(Records shown begins)
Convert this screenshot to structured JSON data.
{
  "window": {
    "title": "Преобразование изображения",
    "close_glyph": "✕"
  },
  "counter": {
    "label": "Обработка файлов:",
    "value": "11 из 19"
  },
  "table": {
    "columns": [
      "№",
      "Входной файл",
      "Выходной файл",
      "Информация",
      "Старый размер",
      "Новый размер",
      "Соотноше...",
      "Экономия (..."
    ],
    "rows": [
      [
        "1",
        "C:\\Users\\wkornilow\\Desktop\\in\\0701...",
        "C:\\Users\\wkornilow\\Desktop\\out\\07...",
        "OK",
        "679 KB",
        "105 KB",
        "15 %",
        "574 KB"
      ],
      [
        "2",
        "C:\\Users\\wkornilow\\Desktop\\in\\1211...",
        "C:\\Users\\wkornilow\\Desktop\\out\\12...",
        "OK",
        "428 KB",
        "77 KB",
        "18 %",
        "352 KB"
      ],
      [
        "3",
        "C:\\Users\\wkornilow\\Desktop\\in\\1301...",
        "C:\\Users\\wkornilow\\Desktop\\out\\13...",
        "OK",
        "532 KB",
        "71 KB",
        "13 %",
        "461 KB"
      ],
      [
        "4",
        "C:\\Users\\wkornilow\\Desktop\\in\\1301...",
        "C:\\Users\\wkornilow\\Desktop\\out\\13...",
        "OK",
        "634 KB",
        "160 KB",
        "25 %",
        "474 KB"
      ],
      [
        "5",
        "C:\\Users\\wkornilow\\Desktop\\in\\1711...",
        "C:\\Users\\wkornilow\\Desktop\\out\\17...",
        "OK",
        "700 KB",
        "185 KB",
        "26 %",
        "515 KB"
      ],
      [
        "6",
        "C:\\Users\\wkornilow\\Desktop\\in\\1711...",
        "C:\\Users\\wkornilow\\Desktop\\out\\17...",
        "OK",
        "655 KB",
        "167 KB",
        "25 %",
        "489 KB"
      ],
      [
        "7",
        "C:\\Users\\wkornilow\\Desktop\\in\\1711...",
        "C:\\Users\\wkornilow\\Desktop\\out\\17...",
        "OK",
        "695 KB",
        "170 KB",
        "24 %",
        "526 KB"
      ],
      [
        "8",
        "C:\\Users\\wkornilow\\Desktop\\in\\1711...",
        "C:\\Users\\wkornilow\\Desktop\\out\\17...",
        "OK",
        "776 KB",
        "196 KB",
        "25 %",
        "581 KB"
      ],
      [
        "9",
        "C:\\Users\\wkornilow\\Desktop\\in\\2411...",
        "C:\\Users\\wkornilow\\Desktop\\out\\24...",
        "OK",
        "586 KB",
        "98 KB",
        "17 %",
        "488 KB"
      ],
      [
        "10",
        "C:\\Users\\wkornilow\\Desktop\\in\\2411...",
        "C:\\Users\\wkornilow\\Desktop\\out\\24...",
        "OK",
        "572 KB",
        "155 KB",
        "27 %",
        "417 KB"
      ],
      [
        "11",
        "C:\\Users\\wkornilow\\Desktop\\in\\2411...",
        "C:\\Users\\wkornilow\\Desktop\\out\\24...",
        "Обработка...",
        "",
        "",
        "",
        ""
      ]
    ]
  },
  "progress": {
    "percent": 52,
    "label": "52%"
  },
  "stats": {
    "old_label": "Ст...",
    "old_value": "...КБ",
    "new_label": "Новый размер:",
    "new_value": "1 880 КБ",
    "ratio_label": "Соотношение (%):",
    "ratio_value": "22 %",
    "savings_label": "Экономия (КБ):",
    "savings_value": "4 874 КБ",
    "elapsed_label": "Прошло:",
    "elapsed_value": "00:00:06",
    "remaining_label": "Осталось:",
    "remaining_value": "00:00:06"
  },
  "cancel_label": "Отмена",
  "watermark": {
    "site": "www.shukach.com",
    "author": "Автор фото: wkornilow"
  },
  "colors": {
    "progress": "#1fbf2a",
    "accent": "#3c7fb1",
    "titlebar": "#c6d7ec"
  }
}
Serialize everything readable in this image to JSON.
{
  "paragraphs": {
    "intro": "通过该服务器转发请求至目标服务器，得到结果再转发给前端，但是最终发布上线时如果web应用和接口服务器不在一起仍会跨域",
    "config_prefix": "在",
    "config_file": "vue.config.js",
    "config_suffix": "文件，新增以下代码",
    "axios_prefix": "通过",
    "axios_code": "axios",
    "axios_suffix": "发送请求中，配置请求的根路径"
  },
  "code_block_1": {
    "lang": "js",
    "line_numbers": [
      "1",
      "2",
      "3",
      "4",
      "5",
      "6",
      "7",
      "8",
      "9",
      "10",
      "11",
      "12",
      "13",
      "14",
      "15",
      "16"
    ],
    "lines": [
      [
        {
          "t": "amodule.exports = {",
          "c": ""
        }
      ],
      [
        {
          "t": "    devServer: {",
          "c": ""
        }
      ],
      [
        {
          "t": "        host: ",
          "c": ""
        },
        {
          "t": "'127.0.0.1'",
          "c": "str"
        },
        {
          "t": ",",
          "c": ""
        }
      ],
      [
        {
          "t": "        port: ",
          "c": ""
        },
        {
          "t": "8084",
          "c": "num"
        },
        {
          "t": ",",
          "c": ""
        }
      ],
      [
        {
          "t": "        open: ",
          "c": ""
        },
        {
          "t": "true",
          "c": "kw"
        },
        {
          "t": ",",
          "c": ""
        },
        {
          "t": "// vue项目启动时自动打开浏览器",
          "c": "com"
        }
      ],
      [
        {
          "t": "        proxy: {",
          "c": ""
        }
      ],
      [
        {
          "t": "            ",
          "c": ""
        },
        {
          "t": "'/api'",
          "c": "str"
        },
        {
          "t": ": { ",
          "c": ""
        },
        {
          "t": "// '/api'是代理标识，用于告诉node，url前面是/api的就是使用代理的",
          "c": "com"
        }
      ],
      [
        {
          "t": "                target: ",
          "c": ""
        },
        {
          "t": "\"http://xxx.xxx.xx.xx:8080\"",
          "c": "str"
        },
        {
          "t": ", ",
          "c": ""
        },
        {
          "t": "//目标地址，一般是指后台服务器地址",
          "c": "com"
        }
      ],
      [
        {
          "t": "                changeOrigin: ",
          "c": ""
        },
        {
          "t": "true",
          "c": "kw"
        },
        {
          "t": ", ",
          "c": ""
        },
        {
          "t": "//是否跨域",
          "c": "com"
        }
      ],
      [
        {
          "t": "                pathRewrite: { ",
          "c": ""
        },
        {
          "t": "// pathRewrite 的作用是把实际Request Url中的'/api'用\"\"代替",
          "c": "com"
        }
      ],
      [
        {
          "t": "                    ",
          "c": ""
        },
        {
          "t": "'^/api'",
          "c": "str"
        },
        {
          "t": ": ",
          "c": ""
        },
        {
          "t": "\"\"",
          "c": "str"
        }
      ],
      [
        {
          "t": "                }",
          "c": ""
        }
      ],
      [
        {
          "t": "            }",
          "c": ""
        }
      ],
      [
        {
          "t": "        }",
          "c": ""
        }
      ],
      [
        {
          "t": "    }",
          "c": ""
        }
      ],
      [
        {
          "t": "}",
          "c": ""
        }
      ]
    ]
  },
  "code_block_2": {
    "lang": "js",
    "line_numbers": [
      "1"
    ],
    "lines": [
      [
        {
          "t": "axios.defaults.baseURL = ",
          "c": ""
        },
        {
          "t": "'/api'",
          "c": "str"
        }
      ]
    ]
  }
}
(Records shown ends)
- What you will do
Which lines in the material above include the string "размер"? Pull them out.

- Answer section
      "Старый размер",
      "Новый размер",
    "new_label": "Новый размер:",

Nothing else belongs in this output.